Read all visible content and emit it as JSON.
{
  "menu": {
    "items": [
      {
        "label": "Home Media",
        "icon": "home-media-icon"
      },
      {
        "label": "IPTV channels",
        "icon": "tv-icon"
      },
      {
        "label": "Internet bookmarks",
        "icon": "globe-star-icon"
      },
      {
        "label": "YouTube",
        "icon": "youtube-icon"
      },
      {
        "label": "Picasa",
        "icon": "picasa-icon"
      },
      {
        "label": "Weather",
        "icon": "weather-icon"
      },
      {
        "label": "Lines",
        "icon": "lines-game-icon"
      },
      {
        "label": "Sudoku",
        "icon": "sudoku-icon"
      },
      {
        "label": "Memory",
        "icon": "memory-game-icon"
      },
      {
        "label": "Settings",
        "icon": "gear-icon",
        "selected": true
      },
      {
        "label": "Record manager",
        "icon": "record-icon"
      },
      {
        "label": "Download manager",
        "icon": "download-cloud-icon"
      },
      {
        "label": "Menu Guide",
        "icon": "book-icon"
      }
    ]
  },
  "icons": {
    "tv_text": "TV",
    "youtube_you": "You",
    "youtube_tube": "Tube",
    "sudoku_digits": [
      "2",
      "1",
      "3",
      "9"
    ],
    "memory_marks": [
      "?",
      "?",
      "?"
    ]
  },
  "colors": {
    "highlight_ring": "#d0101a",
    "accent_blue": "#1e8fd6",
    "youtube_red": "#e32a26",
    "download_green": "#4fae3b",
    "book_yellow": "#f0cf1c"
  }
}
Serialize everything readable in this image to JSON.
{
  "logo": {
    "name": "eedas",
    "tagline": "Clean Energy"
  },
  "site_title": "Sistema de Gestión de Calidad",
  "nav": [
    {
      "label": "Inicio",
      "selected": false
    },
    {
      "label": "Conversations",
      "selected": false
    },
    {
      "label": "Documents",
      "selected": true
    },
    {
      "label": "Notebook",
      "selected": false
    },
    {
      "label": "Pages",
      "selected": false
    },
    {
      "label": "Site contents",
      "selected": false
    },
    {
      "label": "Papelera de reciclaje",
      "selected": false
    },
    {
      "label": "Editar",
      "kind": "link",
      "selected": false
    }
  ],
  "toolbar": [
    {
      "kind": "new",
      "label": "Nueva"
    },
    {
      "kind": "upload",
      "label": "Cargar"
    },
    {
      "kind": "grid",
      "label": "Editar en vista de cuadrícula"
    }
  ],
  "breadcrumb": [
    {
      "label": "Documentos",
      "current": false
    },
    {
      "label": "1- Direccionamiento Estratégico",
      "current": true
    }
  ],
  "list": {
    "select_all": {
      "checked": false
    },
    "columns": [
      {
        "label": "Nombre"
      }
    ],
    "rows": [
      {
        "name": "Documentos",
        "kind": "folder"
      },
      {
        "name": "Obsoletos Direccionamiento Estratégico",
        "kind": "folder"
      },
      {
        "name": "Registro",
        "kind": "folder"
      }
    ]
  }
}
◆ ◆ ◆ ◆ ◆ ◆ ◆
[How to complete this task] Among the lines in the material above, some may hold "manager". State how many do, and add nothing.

[Task result] 2